[Stored items]
== Segment start ==
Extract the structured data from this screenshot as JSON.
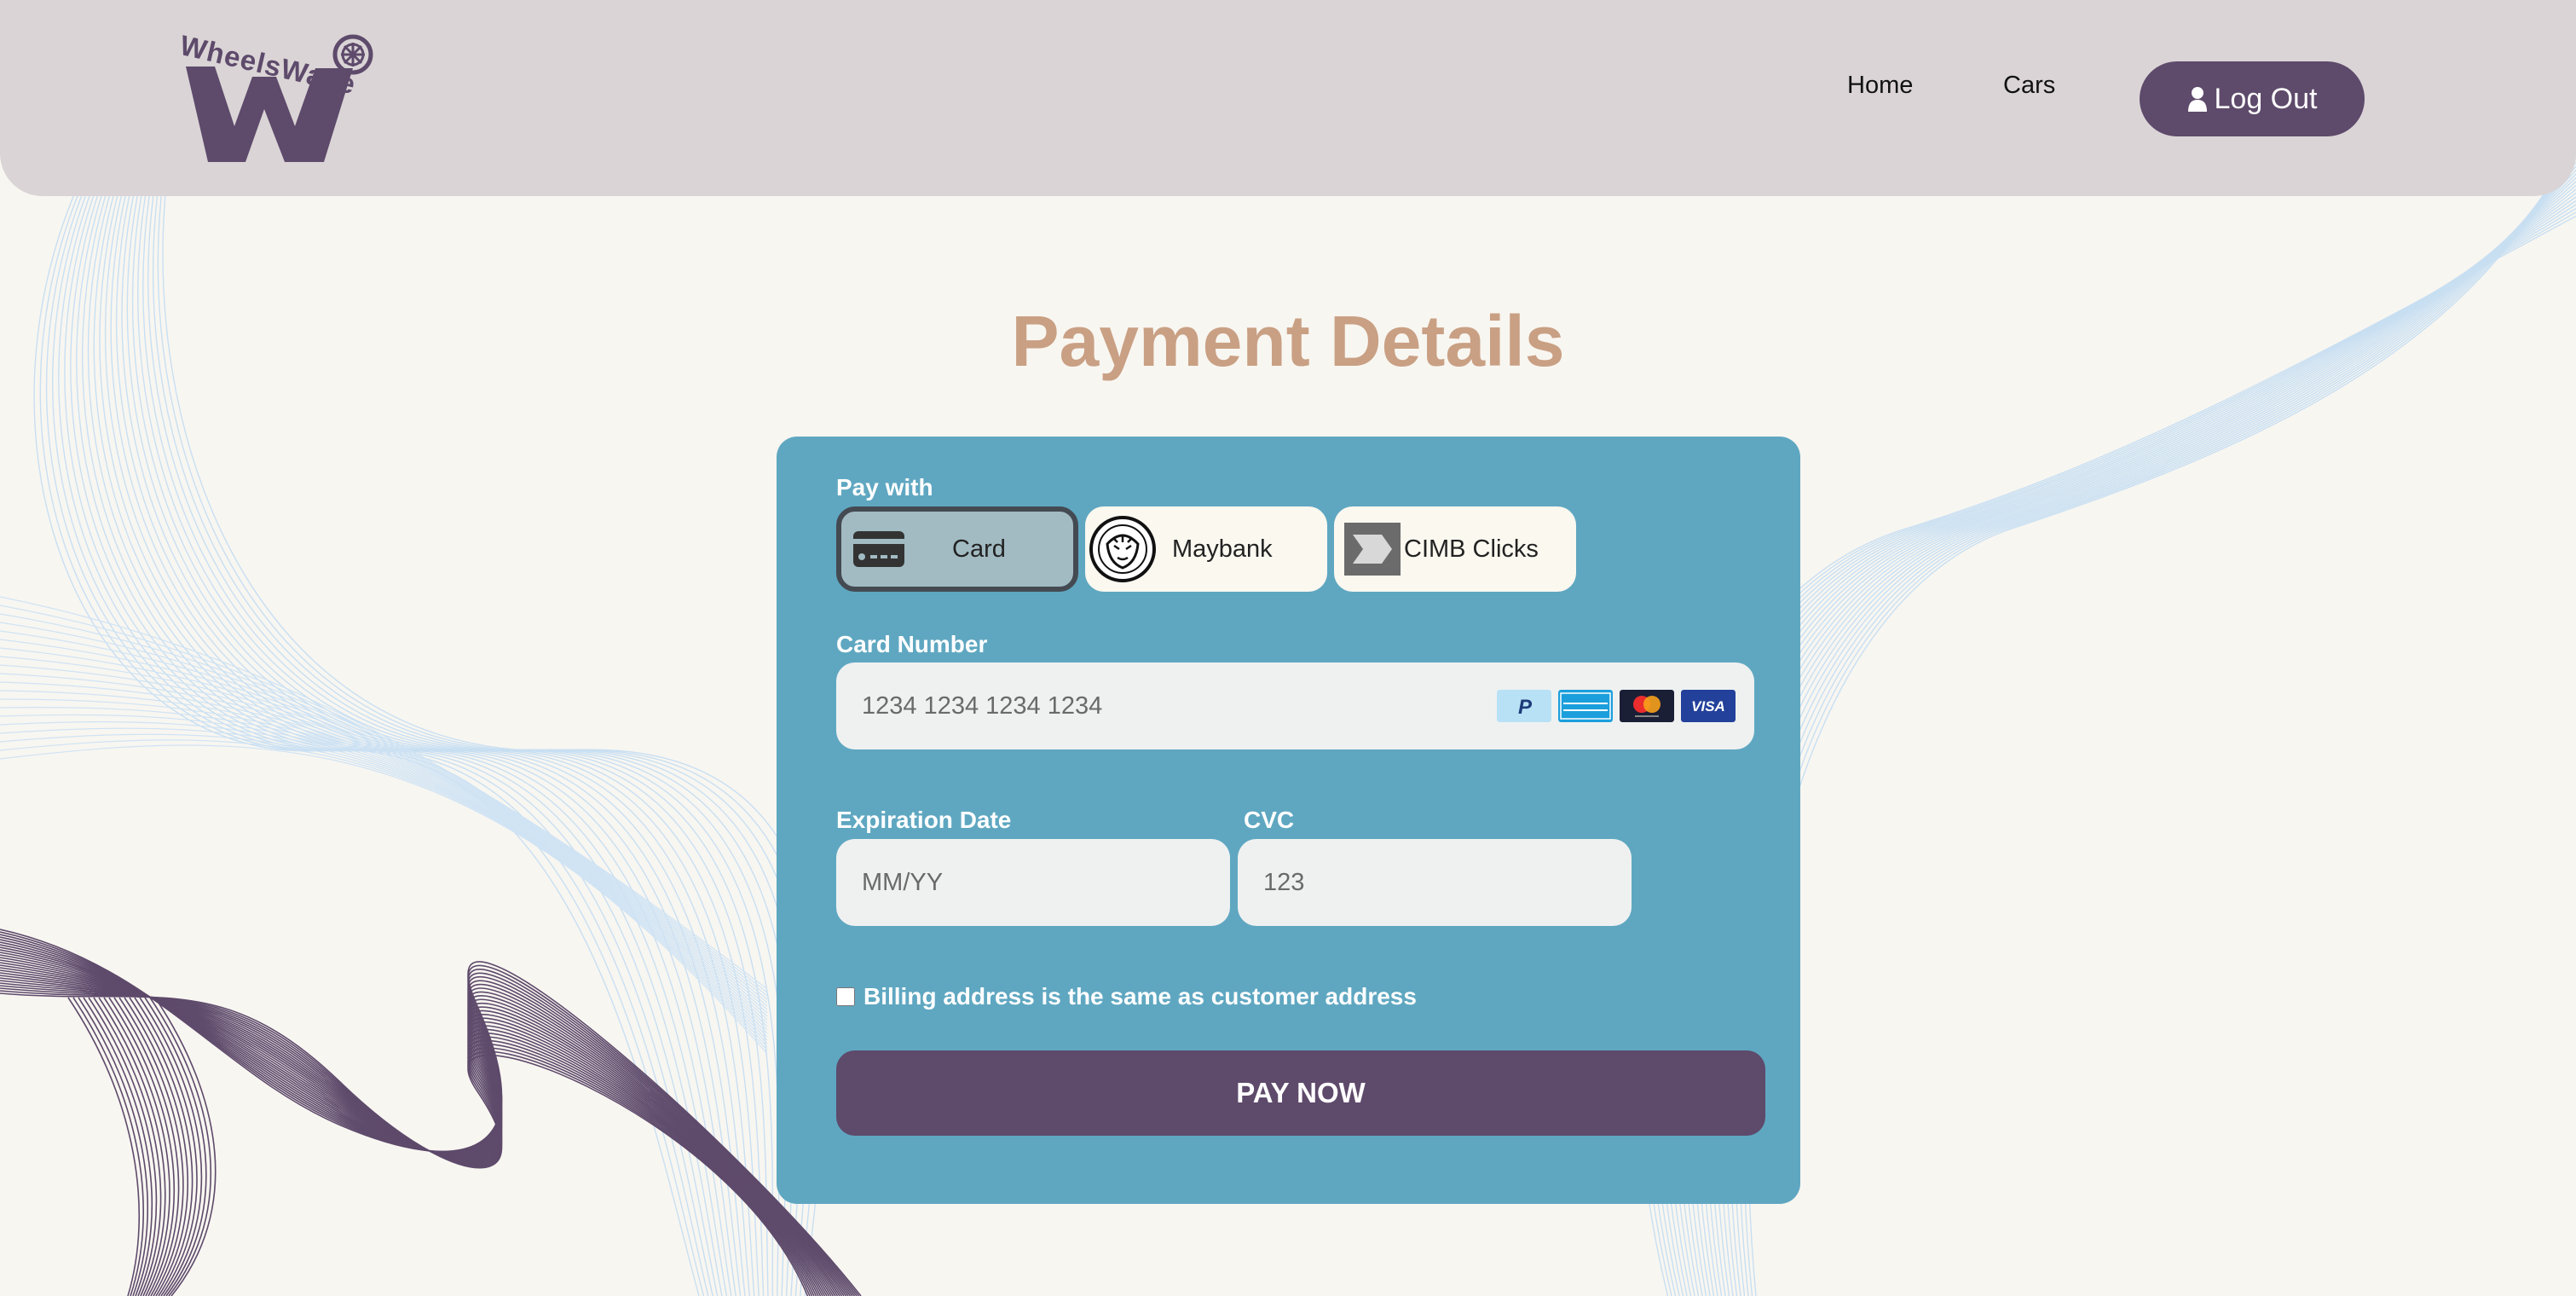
{
  "brand": {
    "name": "WheelsWave"
  },
  "nav": {
    "home": "Home",
    "cars": "Cars",
    "logout": "Log Out"
  },
  "page": {
    "title": "Payment Details"
  },
  "form": {
    "pay_with_label": "Pay with",
    "methods": [
      {
        "label": "Card",
        "selected": true
      },
      {
        "label": "Maybank",
        "selected": false
      },
      {
        "label": "CIMB Clicks",
        "selected": false
      }
    ],
    "card_number_label": "Card Number",
    "card_number_placeholder": "1234 1234 1234 1234",
    "expiration_label": "Expiration Date",
    "expiration_placeholder": "MM/YY",
    "cvc_label": "CVC",
    "cvc_placeholder": "123",
    "billing_label": "Billing address is the same as customer address",
    "billing_checked": false,
    "pay_button": "PAY NOW"
  },
  "icons": {
    "logout": "user-icon",
    "card": "credit-card-icon",
    "maybank": "maybank-tiger-logo",
    "cimb": "cimb-logo",
    "brands": [
      "paypal-icon",
      "american-express-icon",
      "mastercard-icon",
      "visa-icon"
    ]
  },
  "colors": {
    "header_bg": "#dad4d6",
    "brand_purple": "#5e4a6b",
    "title": "#c9a084",
    "panel": "#5fa7c1",
    "page_bg": "#f8f6f1"
  }
}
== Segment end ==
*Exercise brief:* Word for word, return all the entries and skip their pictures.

*Answer area:*
Extract the structured data from this screenshot as JSON.
{
  "brand": {
    "name": "WheelsWave"
  },
  "nav": {
    "home": "Home",
    "cars": "Cars",
    "logout": "Log Out"
  },
  "page": {
    "title": "Payment Details"
  },
  "form": {
    "pay_with_label": "Pay with",
    "methods": [
      {
        "label": "Card",
        "selected": true
      },
      {
        "label": "Maybank",
        "selected": false
      },
      {
        "label": "CIMB Clicks",
        "selected": false
      }
    ],
    "card_number_label": "Card Number",
    "card_number_placeholder": "1234 1234 1234 1234",
    "expiration_label": "Expiration Date",
    "expiration_placeholder": "MM/YY",
    "cvc_label": "CVC",
    "cvc_placeholder": "123",
    "billing_label": "Billing address is the same as customer address",
    "billing_checked": false,
    "pay_button": "PAY NOW"
  },
  "icons": {
    "logout": "user-icon",
    "card": "credit-card-icon",
    "maybank": "maybank-tiger-logo",
    "cimb": "cimb-logo",
    "brands": [
      "paypal-icon",
      "american-express-icon",
      "mastercard-icon",
      "visa-icon"
    ]
  },
  "colors": {
    "header_bg": "#dad4d6",
    "brand_purple": "#5e4a6b",
    "title": "#c9a084",
    "panel": "#5fa7c1",
    "page_bg": "#f8f6f1"
  }
}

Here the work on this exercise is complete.